PROBLEM DETAILS:
Look through the entries below and return all lines including the word "icon".

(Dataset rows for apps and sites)

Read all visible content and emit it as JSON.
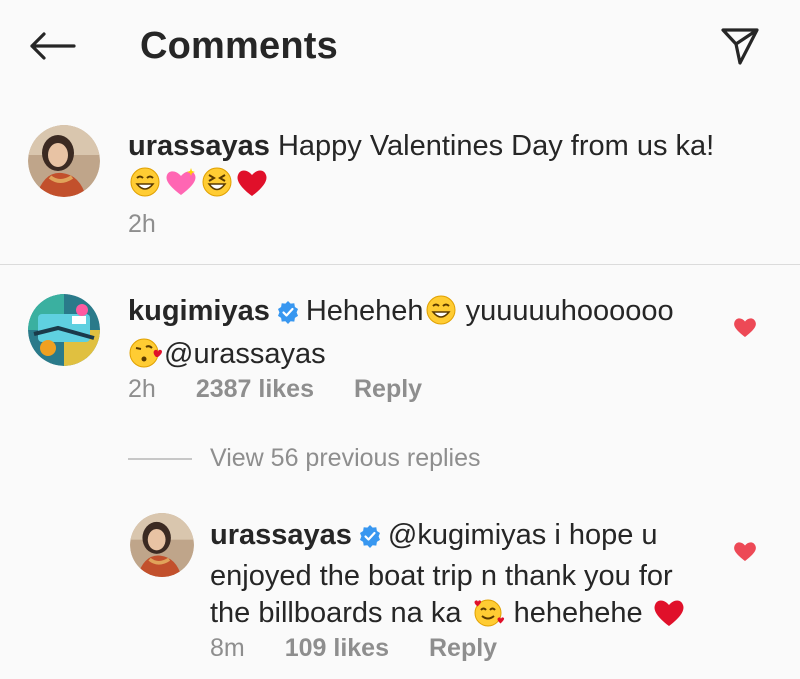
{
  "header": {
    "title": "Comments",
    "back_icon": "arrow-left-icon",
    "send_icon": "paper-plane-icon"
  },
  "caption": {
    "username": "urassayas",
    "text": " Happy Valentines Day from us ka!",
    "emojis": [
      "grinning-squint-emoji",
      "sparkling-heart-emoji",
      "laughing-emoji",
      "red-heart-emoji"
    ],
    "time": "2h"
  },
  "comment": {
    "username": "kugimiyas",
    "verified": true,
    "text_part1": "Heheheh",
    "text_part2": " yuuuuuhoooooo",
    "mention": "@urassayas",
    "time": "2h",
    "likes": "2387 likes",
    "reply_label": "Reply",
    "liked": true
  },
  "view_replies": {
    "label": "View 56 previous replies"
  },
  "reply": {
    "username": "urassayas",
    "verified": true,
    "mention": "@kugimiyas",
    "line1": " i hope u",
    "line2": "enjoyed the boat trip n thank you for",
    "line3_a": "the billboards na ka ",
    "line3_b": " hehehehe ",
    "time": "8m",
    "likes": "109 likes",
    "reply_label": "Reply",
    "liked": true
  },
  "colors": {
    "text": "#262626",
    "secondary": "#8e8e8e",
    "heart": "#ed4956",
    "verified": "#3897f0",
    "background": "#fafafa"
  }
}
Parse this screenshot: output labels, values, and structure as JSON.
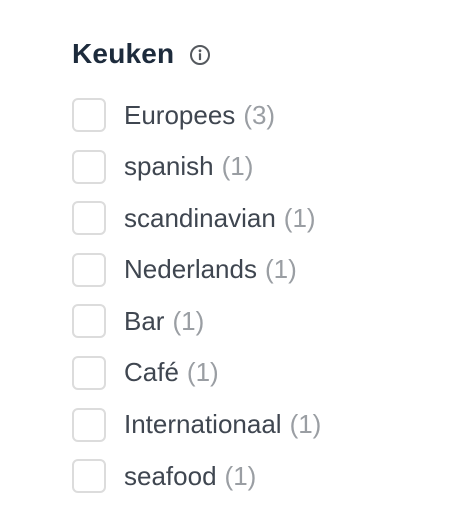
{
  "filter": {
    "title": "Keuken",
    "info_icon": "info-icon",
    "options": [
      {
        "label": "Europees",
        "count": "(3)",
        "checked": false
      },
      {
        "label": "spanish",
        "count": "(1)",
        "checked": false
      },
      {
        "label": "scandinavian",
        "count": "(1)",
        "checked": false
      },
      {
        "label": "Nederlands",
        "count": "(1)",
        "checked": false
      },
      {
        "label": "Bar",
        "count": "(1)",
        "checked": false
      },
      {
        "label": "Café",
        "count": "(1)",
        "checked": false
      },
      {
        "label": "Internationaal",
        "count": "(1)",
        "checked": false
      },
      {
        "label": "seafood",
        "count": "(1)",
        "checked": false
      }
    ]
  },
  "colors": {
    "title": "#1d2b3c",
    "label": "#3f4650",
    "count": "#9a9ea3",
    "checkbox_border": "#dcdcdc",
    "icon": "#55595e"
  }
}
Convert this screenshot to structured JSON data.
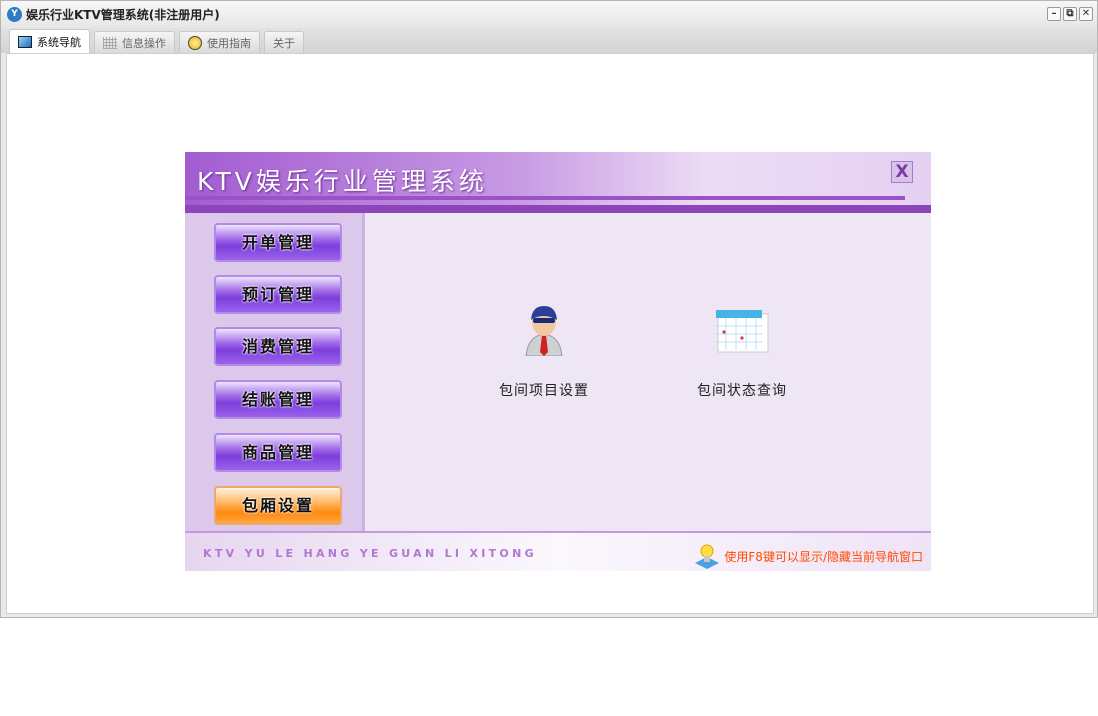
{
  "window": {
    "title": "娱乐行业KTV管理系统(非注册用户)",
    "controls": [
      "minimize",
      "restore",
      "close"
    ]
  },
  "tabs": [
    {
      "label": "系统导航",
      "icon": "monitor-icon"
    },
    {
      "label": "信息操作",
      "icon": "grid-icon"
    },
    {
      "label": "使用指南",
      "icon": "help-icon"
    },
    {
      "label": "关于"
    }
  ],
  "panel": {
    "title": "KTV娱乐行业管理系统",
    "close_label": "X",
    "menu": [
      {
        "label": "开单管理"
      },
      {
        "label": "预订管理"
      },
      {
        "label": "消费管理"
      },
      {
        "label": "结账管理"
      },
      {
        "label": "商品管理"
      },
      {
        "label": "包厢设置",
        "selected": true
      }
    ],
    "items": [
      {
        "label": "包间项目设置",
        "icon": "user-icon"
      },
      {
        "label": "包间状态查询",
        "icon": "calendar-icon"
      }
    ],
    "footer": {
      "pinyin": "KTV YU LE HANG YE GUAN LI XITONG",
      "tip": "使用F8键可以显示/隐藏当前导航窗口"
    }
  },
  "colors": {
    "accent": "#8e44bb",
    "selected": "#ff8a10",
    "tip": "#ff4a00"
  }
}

EXERCISE SOLUTION:
    "back_icon": "arrow-left-icon",
    "send_icon": "paper-plane-icon"
    "info_icon": "info-icon",
    "icon": "#55595e"
      "icon": "monitor-icon"
      "icon": "grid-icon"
      "icon": "help-icon"
        "icon": "user-icon"
        "icon": "calendar-icon"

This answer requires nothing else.